Approximately 85 percent of people with BWS have genetic changes that appear to occur randomly (sporadically). Familial transmission occurs in approximately 10-15 percent of people with this syndrome. Researchers have determined that BWS results from various abnormalities affecting the proper expression of certain genes that control growth within a specific region of chromosome 11.

Supporting Organizations

Beckwith-Wiedemann Children's Foundation International

9031 Cascadia Ave
Everett, WA 98208
Tel: (425)338-4610
Fax: (425)357-8575
Email: BWCFKathy@comcast.net
Website: http://beckwithwiedemann.org/

Genetic and Rare Diseases (GARD) Information Center

PO Box 8126
Gaithersburg, MD 20898-8126
Tel: (301)251-4925
Fax: (301)251-4911
Tel: (888)205-2311
Website: http://rarediseases.info.nih.gov/GARD/

For a Complete Report

This is an abstract of a report from the National Organization for Rare Disorders (NORD). For a full-text version of this report, go to www.rarediseases.org and click on Rare Disease Database under "Rare Disease Information".

The information provided in this report is not intended for diagnostic purposes. It is provided for informational purposes only.

It is possible that the title of this topic is not the name you selected. Please check the Synonyms listing to find the alternate name(s) and Disorder Subdivision(s) covered by this report.

This disease entry is based upon medical information available through the date at the end of the topic. Since NORD's resources are limited, it is not possible to keep every entry in the Rare Disease Database completely current and accurate. Please check with the agencies listed in the Resources section for the most current information about this disorder.

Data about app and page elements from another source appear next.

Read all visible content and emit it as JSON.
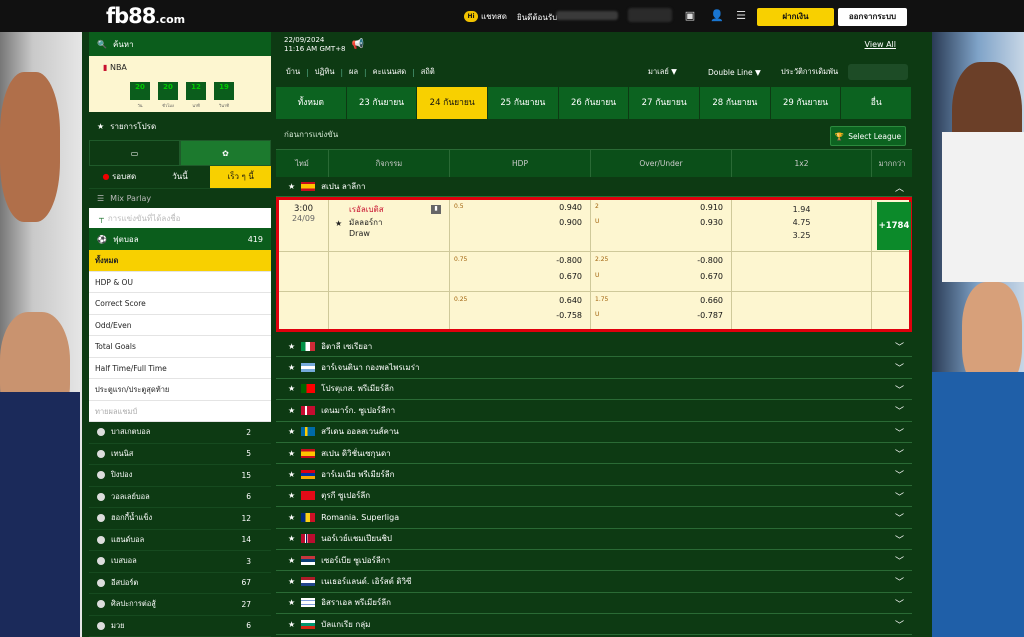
{
  "header": {
    "logo": "fb88",
    "logo_suffix": ".com",
    "chat_label": "แชทสด",
    "welcome": "ยินดีต้อนรับ",
    "deposit_button": "ฝากเงิน",
    "wallet_button": "ออกจากระบบ"
  },
  "sidebar": {
    "search_label": "ค้นหา",
    "nba_label": "NBA",
    "countdown": [
      {
        "value": "20",
        "unit": "วัน"
      },
      {
        "value": "20",
        "unit": "ชั่วโมง"
      },
      {
        "value": "12",
        "unit": "นาที"
      },
      {
        "value": "19",
        "unit": "วินาที"
      }
    ],
    "my_program": "รายการโปรด",
    "tabs": [
      {
        "label": "รอบสด",
        "active": false
      },
      {
        "label": "วันนี้",
        "active": false
      },
      {
        "label": "เร็ว ๆ นี้",
        "active": true
      }
    ],
    "mix_parlay": "Mix Parlay",
    "hidden_row": "การแข่งขันที่ได้ลงชื่อ",
    "football": {
      "label": "ฟุตบอล",
      "count": "419"
    },
    "menu": [
      {
        "label": "ทั้งหมด",
        "active": true
      },
      {
        "label": "HDP & OU",
        "active": false
      },
      {
        "label": "Correct Score",
        "active": false
      },
      {
        "label": "Odd/Even",
        "active": false
      },
      {
        "label": "Total Goals",
        "active": false
      },
      {
        "label": "Half Time/Full Time",
        "active": false
      },
      {
        "label": "ประตูแรก/ประตูสุดท้าย",
        "active": false
      },
      {
        "label": "ทายผลแชมป์",
        "active": false,
        "dim": true
      }
    ],
    "sports": [
      {
        "label": "บาสเกตบอล",
        "count": "2"
      },
      {
        "label": "เทนนิส",
        "count": "5"
      },
      {
        "label": "ปิงปอง",
        "count": "15"
      },
      {
        "label": "วอลเลย์บอล",
        "count": "6"
      },
      {
        "label": "ฮอกกี้น้ำแข็ง",
        "count": "12"
      },
      {
        "label": "แฮนด์บอล",
        "count": "14"
      },
      {
        "label": "เบสบอล",
        "count": "3"
      },
      {
        "label": "อีสปอร์ต",
        "count": "67"
      },
      {
        "label": "ศิลปะการต่อสู้",
        "count": "27"
      },
      {
        "label": "มวย",
        "count": "6"
      }
    ]
  },
  "main": {
    "date": "22/09/2024",
    "time": "11:16 AM GMT+8",
    "view_all": "View All",
    "nav": [
      "บ้าน",
      "ปฏิทิน",
      "ผล",
      "คะแนนสด",
      "สถิติ"
    ],
    "market_select": "มาเลย์",
    "line_select": "Double Line",
    "bet_history": "ประวัติการเดิมพัน",
    "date_tabs": [
      {
        "label": "ทั้งหมด",
        "active": false
      },
      {
        "label": "23 กันยายน",
        "active": false
      },
      {
        "label": "24 กันยายน",
        "active": true
      },
      {
        "label": "25 กันยายน",
        "active": false
      },
      {
        "label": "26 กันยายน",
        "active": false
      },
      {
        "label": "27 กันยายน",
        "active": false
      },
      {
        "label": "28 กันยายน",
        "active": false
      },
      {
        "label": "29 กันยายน",
        "active": false
      },
      {
        "label": "อื่น",
        "active": false
      }
    ],
    "section_title": "ก่อนการแข่งขัน",
    "select_league": "Select League",
    "columns": {
      "time": "ไทม์",
      "event": "กิจกรรม",
      "hdp": "HDP",
      "ou": "Over/Under",
      "x12": "1x2",
      "more": "มากกว่า"
    },
    "featured_league": "สเปน ลาลีกา",
    "match": {
      "time": "3:00",
      "date": "24/09",
      "home": "เรอัลเบติส",
      "away": "มัลลอร์กา",
      "draw": "Draw",
      "more": "+1784",
      "rows": [
        {
          "hdp": "0.5",
          "hdp_home": "0.940",
          "hdp_away": "0.900",
          "ou": "2",
          "ou_u": "U",
          "ou_over": "0.910",
          "ou_under": "0.930",
          "x1": "1.94",
          "x2": "4.75",
          "xd": "3.25"
        },
        {
          "hdp": "0.75",
          "hdp_home": "-0.800",
          "hdp_away": "0.670",
          "ou": "2.25",
          "ou_u": "U",
          "ou_over": "-0.800",
          "ou_under": "0.670"
        },
        {
          "hdp": "0.25",
          "hdp_home": "0.640",
          "hdp_away": "-0.758",
          "ou": "1.75",
          "ou_u": "U",
          "ou_over": "0.660",
          "ou_under": "-0.787"
        }
      ]
    },
    "leagues": [
      {
        "name": "อิตาลี เซเรียอา",
        "flag": "it"
      },
      {
        "name": "อาร์เจนตินา กองพลไพรเมร่า",
        "flag": "ar"
      },
      {
        "name": "โปรตุเกส. พรีเมียร์ลีก",
        "flag": "pt"
      },
      {
        "name": "เดนมาร์ก. ซูเปอร์ลีกา",
        "flag": "dk"
      },
      {
        "name": "สวีเดน ออลสเวนส์คาน",
        "flag": "se"
      },
      {
        "name": "สเปน ดิวิชั่นเซกุนดา",
        "flag": "es"
      },
      {
        "name": "อาร์เมเนีย พรีเมียร์ลีก",
        "flag": "am"
      },
      {
        "name": "ตุรกี ซูเปอร์ลีก",
        "flag": "tr"
      },
      {
        "name": "Romania. Superliga",
        "flag": "ro"
      },
      {
        "name": "นอร์เวย์แชมเปียนชิป",
        "flag": "no"
      },
      {
        "name": "เซอร์เบีย ซูเปอร์ลีกา",
        "flag": "rs"
      },
      {
        "name": "เนเธอร์แลนด์. เอิร์สต์ ดิวิซี",
        "flag": "nl"
      },
      {
        "name": "อิสราเอล พรีเมียร์ลีก",
        "flag": "il"
      },
      {
        "name": "บัลแกเรีย กลุ่ม",
        "flag": "bg"
      }
    ]
  }
}
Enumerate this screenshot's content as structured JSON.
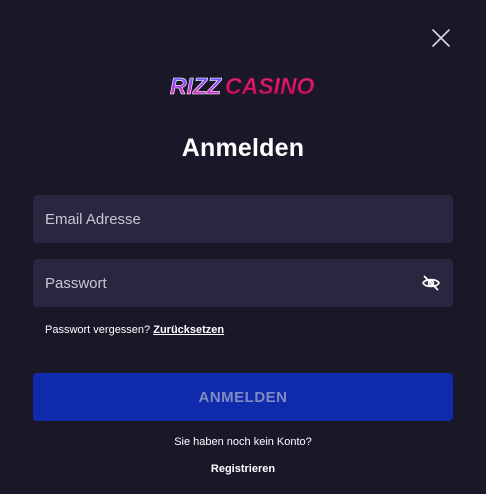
{
  "header": {
    "logo": {
      "part1": "RIZZ",
      "part2": "CASINO"
    },
    "close_icon": "close-icon"
  },
  "form": {
    "title": "Anmelden",
    "email": {
      "placeholder": "Email Adresse",
      "value": ""
    },
    "password": {
      "placeholder": "Passwort",
      "value": "",
      "toggle_icon": "eye-slash-icon"
    },
    "forgot_prefix": "Passwort vergessen?",
    "forgot_link": "Zurücksetzen",
    "submit_label": "ANMELDEN",
    "no_account_text": "Sie haben noch kein Konto?",
    "register_link": "Registrieren"
  },
  "colors": {
    "background": "#1a1729",
    "input_background": "#2b2640",
    "button_background": "#0f2aab",
    "button_text": "#7f8bc2",
    "logo_rizz": "#a23cf5",
    "logo_casino": "#e0166c"
  }
}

Last Updated:  2/22/2016
Copyright  2016 National Organization for Rare Disorders, Inc.